At INL, the focus has been on developing a revolutionary architecture powered by light. This ambitious project involves the creation of miniaturised light sources, detectors, and photonic interconnects for a novel photonic integrated circuit architecture.

As part of this initiative, Bejoys, who is pursuing a PhD at INL, in the Ultrafast Bio- and Nanophotonics group, in collaboration with Charles III University of Madrid (UC3M), is developing nano- and micro-LEDs based on GaAs III-V semiconductor materials. These LEDs mimic neuronal activity through optical/electrical signals, paving the way for advanced brain-inspired computational architectures.

Bejoys explains that “the devices developed through this research exhibit remarkable properties, including both light emission and detection capabilities”. Additionally, the micro- and nano-LEDs “demonstrate nonlinear negative differential resistance, a crucial characteristic that renders them ideal building blocks for future light-powered computational systems.”

These advancements promise faster and more energy-efficient processing of information, foreshowing a new era in AI technology.

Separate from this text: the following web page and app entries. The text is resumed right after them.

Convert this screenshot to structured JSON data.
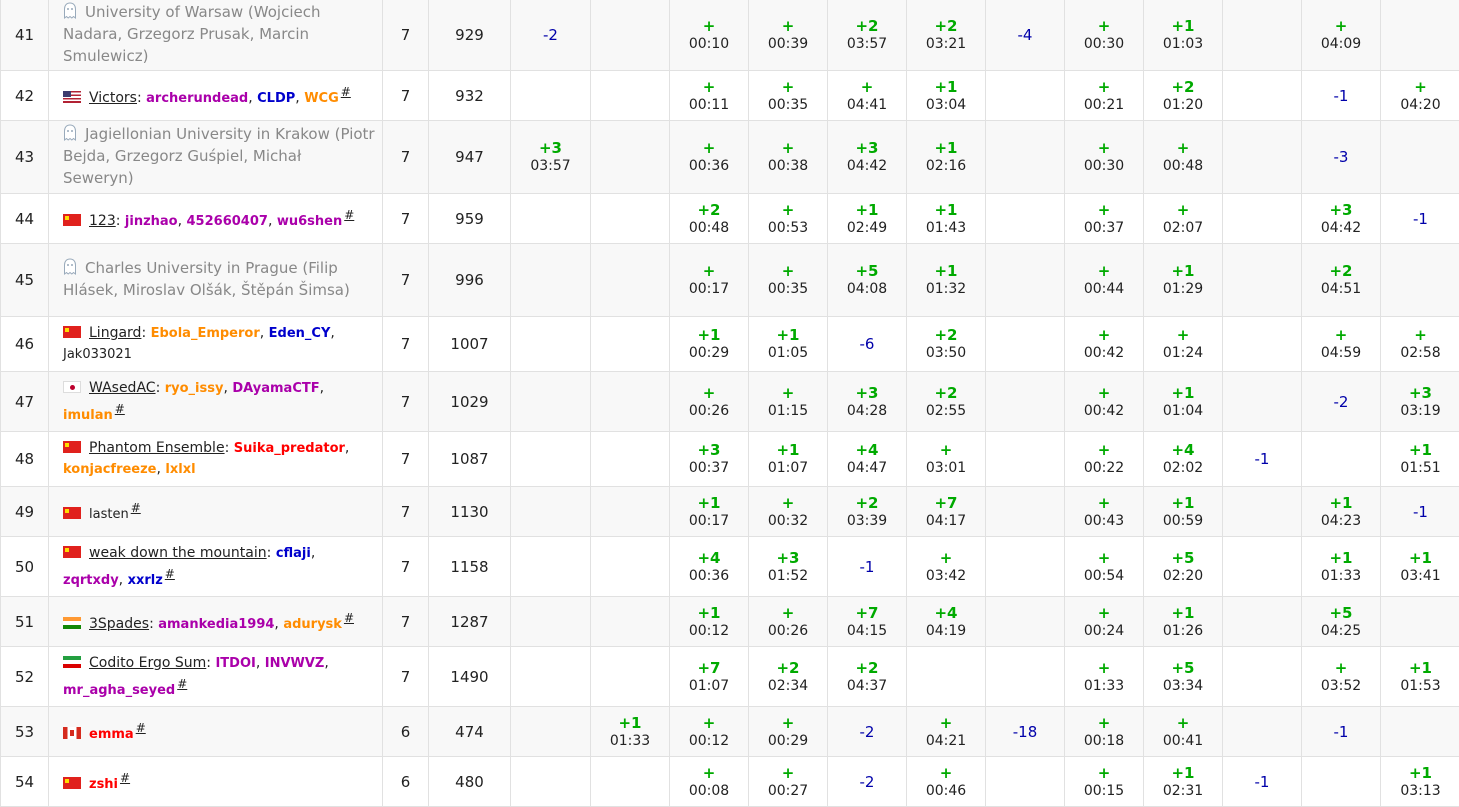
{
  "colors": {
    "accepted": "#00aa00",
    "rejected": "#0000aa",
    "grid": "#e1e1e1",
    "stripe": "#f8f8f8"
  },
  "rows": [
    {
      "rank": "41",
      "kind": "ghost",
      "ghost": "University of Warsaw (Wojciech Nadara, Grzegorz Prusak, Marcin Smulewicz)",
      "solved": "7",
      "penalty": "929",
      "cells": [
        {
          "r": "-2"
        },
        {},
        {
          "p": "+",
          "t": "00:10"
        },
        {
          "p": "+",
          "t": "00:39"
        },
        {
          "p": "+2",
          "t": "03:57"
        },
        {
          "p": "+2",
          "t": "03:21"
        },
        {
          "r": "-4"
        },
        {
          "p": "+",
          "t": "00:30"
        },
        {
          "p": "+1",
          "t": "01:03"
        },
        {},
        {
          "p": "+",
          "t": "04:09"
        },
        {}
      ]
    },
    {
      "rank": "42",
      "kind": "team",
      "flag": "us",
      "team": "Victors",
      "members": [
        {
          "n": "archerundead",
          "c": "violet"
        },
        {
          "n": "CLDP",
          "c": "blue"
        },
        {
          "n": "WCG",
          "c": "orange"
        }
      ],
      "hash": "#",
      "solved": "7",
      "penalty": "932",
      "cells": [
        {},
        {},
        {
          "p": "+",
          "t": "00:11"
        },
        {
          "p": "+",
          "t": "00:35"
        },
        {
          "p": "+",
          "t": "04:41"
        },
        {
          "p": "+1",
          "t": "03:04"
        },
        {},
        {
          "p": "+",
          "t": "00:21"
        },
        {
          "p": "+2",
          "t": "01:20"
        },
        {},
        {
          "r": "-1"
        },
        {
          "p": "+",
          "t": "04:20"
        }
      ]
    },
    {
      "rank": "43",
      "kind": "ghost",
      "ghost": "Jagiellonian University in Krakow (Piotr Bejda, Grzegorz Guśpiel, Michał Seweryn)",
      "solved": "7",
      "penalty": "947",
      "cells": [
        {
          "p": "+3",
          "t": "03:57"
        },
        {},
        {
          "p": "+",
          "t": "00:36"
        },
        {
          "p": "+",
          "t": "00:38"
        },
        {
          "p": "+3",
          "t": "04:42"
        },
        {
          "p": "+1",
          "t": "02:16"
        },
        {},
        {
          "p": "+",
          "t": "00:30"
        },
        {
          "p": "+",
          "t": "00:48"
        },
        {},
        {
          "r": "-3"
        },
        {}
      ]
    },
    {
      "rank": "44",
      "kind": "team",
      "flag": "cn",
      "team": "123",
      "members": [
        {
          "n": "jinzhao",
          "c": "violet"
        },
        {
          "n": "452660407",
          "c": "violet"
        },
        {
          "n": "wu6shen",
          "c": "violet"
        }
      ],
      "hash": "#",
      "solved": "7",
      "penalty": "959",
      "cells": [
        {},
        {},
        {
          "p": "+2",
          "t": "00:48"
        },
        {
          "p": "+",
          "t": "00:53"
        },
        {
          "p": "+1",
          "t": "02:49"
        },
        {
          "p": "+1",
          "t": "01:43"
        },
        {},
        {
          "p": "+",
          "t": "00:37"
        },
        {
          "p": "+",
          "t": "02:07"
        },
        {},
        {
          "p": "+3",
          "t": "04:42"
        },
        {
          "r": "-1"
        }
      ]
    },
    {
      "rank": "45",
      "kind": "ghost",
      "ghost": "Charles University in Prague (Filip Hlásek, Miroslav Olšák, Štěpán Šimsa)",
      "solved": "7",
      "penalty": "996",
      "cells": [
        {},
        {},
        {
          "p": "+",
          "t": "00:17"
        },
        {
          "p": "+",
          "t": "00:35"
        },
        {
          "p": "+5",
          "t": "04:08"
        },
        {
          "p": "+1",
          "t": "01:32"
        },
        {},
        {
          "p": "+",
          "t": "00:44"
        },
        {
          "p": "+1",
          "t": "01:29"
        },
        {},
        {
          "p": "+2",
          "t": "04:51"
        },
        {}
      ]
    },
    {
      "rank": "46",
      "kind": "team",
      "flag": "cn",
      "team": "Lingard",
      "members": [
        {
          "n": "Ebola_Emperor",
          "c": "orange"
        },
        {
          "n": "Eden_CY",
          "c": "blue"
        },
        {
          "n": "Jak033021",
          "c": "black"
        }
      ],
      "hash": "",
      "solved": "7",
      "penalty": "1007",
      "cells": [
        {},
        {},
        {
          "p": "+1",
          "t": "00:29"
        },
        {
          "p": "+1",
          "t": "01:05"
        },
        {
          "r": "-6"
        },
        {
          "p": "+2",
          "t": "03:50"
        },
        {},
        {
          "p": "+",
          "t": "00:42"
        },
        {
          "p": "+",
          "t": "01:24"
        },
        {},
        {
          "p": "+",
          "t": "04:59"
        },
        {
          "p": "+",
          "t": "02:58"
        }
      ]
    },
    {
      "rank": "47",
      "kind": "team",
      "flag": "jp",
      "team": "WAsedAC",
      "members": [
        {
          "n": "ryo_issy",
          "c": "orange"
        },
        {
          "n": "DAyamaCTF",
          "c": "violet"
        },
        {
          "n": "imulan",
          "c": "orange"
        }
      ],
      "hash": "#",
      "solved": "7",
      "penalty": "1029",
      "cells": [
        {},
        {},
        {
          "p": "+",
          "t": "00:26"
        },
        {
          "p": "+",
          "t": "01:15"
        },
        {
          "p": "+3",
          "t": "04:28"
        },
        {
          "p": "+2",
          "t": "02:55"
        },
        {},
        {
          "p": "+",
          "t": "00:42"
        },
        {
          "p": "+1",
          "t": "01:04"
        },
        {},
        {
          "r": "-2"
        },
        {
          "p": "+3",
          "t": "03:19"
        }
      ]
    },
    {
      "rank": "48",
      "kind": "team",
      "flag": "cn",
      "team": "Phantom Ensemble",
      "members": [
        {
          "n": "Suika_predator",
          "c": "red"
        },
        {
          "n": "konjacfreeze",
          "c": "orange"
        },
        {
          "n": "lxlxl",
          "c": "orange"
        }
      ],
      "hash": "",
      "solved": "7",
      "penalty": "1087",
      "cells": [
        {},
        {},
        {
          "p": "+3",
          "t": "00:37"
        },
        {
          "p": "+1",
          "t": "01:07"
        },
        {
          "p": "+4",
          "t": "04:47"
        },
        {
          "p": "+",
          "t": "03:01"
        },
        {},
        {
          "p": "+",
          "t": "00:22"
        },
        {
          "p": "+4",
          "t": "02:02"
        },
        {
          "r": "-1"
        },
        {},
        {
          "p": "+1",
          "t": "01:51"
        }
      ]
    },
    {
      "rank": "49",
      "kind": "solo",
      "flag": "cn",
      "solo": "lasten",
      "soloColor": "black",
      "hash": "#",
      "solved": "7",
      "penalty": "1130",
      "cells": [
        {},
        {},
        {
          "p": "+1",
          "t": "00:17"
        },
        {
          "p": "+",
          "t": "00:32"
        },
        {
          "p": "+2",
          "t": "03:39"
        },
        {
          "p": "+7",
          "t": "04:17"
        },
        {},
        {
          "p": "+",
          "t": "00:43"
        },
        {
          "p": "+1",
          "t": "00:59"
        },
        {},
        {
          "p": "+1",
          "t": "04:23"
        },
        {
          "r": "-1"
        }
      ]
    },
    {
      "rank": "50",
      "kind": "team",
      "flag": "cn",
      "team": "weak down the mountain",
      "members": [
        {
          "n": "cflaji",
          "c": "blue"
        },
        {
          "n": "zqrtxdy",
          "c": "violet"
        },
        {
          "n": "xxrlz",
          "c": "blue"
        }
      ],
      "hash": "#",
      "solved": "7",
      "penalty": "1158",
      "cells": [
        {},
        {},
        {
          "p": "+4",
          "t": "00:36"
        },
        {
          "p": "+3",
          "t": "01:52"
        },
        {
          "r": "-1"
        },
        {
          "p": "+",
          "t": "03:42"
        },
        {},
        {
          "p": "+",
          "t": "00:54"
        },
        {
          "p": "+5",
          "t": "02:20"
        },
        {},
        {
          "p": "+1",
          "t": "01:33"
        },
        {
          "p": "+1",
          "t": "03:41"
        }
      ]
    },
    {
      "rank": "51",
      "kind": "team",
      "flag": "in",
      "team": "3Spades",
      "members": [
        {
          "n": "amankedia1994",
          "c": "violet"
        },
        {
          "n": "adurysk",
          "c": "orange"
        }
      ],
      "hash": "#",
      "solved": "7",
      "penalty": "1287",
      "cells": [
        {},
        {},
        {
          "p": "+1",
          "t": "00:12"
        },
        {
          "p": "+",
          "t": "00:26"
        },
        {
          "p": "+7",
          "t": "04:15"
        },
        {
          "p": "+4",
          "t": "04:19"
        },
        {},
        {
          "p": "+",
          "t": "00:24"
        },
        {
          "p": "+1",
          "t": "01:26"
        },
        {},
        {
          "p": "+5",
          "t": "04:25"
        },
        {}
      ]
    },
    {
      "rank": "52",
      "kind": "team",
      "flag": "ir",
      "team": "Codito Ergo Sum",
      "members": [
        {
          "n": "ITDOI",
          "c": "violet"
        },
        {
          "n": "INVWVZ",
          "c": "violet"
        },
        {
          "n": "mr_agha_seyed",
          "c": "violet"
        }
      ],
      "hash": "#",
      "solved": "7",
      "penalty": "1490",
      "cells": [
        {},
        {},
        {
          "p": "+7",
          "t": "01:07"
        },
        {
          "p": "+2",
          "t": "02:34"
        },
        {
          "p": "+2",
          "t": "04:37"
        },
        {},
        {},
        {
          "p": "+",
          "t": "01:33"
        },
        {
          "p": "+5",
          "t": "03:34"
        },
        {},
        {
          "p": "+",
          "t": "03:52"
        },
        {
          "p": "+1",
          "t": "01:53"
        }
      ]
    },
    {
      "rank": "53",
      "kind": "solo",
      "flag": "ca",
      "solo": "emma",
      "soloColor": "red",
      "hash": "#",
      "solved": "6",
      "penalty": "474",
      "cells": [
        {},
        {
          "p": "+1",
          "t": "01:33"
        },
        {
          "p": "+",
          "t": "00:12"
        },
        {
          "p": "+",
          "t": "00:29"
        },
        {
          "r": "-2"
        },
        {
          "p": "+",
          "t": "04:21"
        },
        {
          "r": "-18"
        },
        {
          "p": "+",
          "t": "00:18"
        },
        {
          "p": "+",
          "t": "00:41"
        },
        {},
        {
          "r": "-1"
        },
        {}
      ]
    },
    {
      "rank": "54",
      "kind": "solo",
      "flag": "cn",
      "solo": "zshi",
      "soloColor": "red",
      "hash": "#",
      "solved": "6",
      "penalty": "480",
      "cells": [
        {},
        {},
        {
          "p": "+",
          "t": "00:08"
        },
        {
          "p": "+",
          "t": "00:27"
        },
        {
          "r": "-2"
        },
        {
          "p": "+",
          "t": "00:46"
        },
        {},
        {
          "p": "+",
          "t": "00:15"
        },
        {
          "p": "+1",
          "t": "02:31"
        },
        {
          "r": "-1"
        },
        {},
        {
          "p": "+1",
          "t": "03:13"
        }
      ]
    }
  ]
}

With this breakthrough, the idea of robots powered by light becomes closer to reality offering exciting possibilities for the future of artificial intelligence and robotics.

As researchers continue to push the boundaries of innovation, the fusion of light and AI could redefine the way we interact with technology, steering in a new era of intelligence and sustainability.

This research work is supported by the European-funded projects ChipAI, InsectNeuroNano, and the FCT-funded project META-LED.

Text by Catarina Moura, Science Communication Officer & Bejoys Jacob, Associate Researcher
Photography by Catarina Moura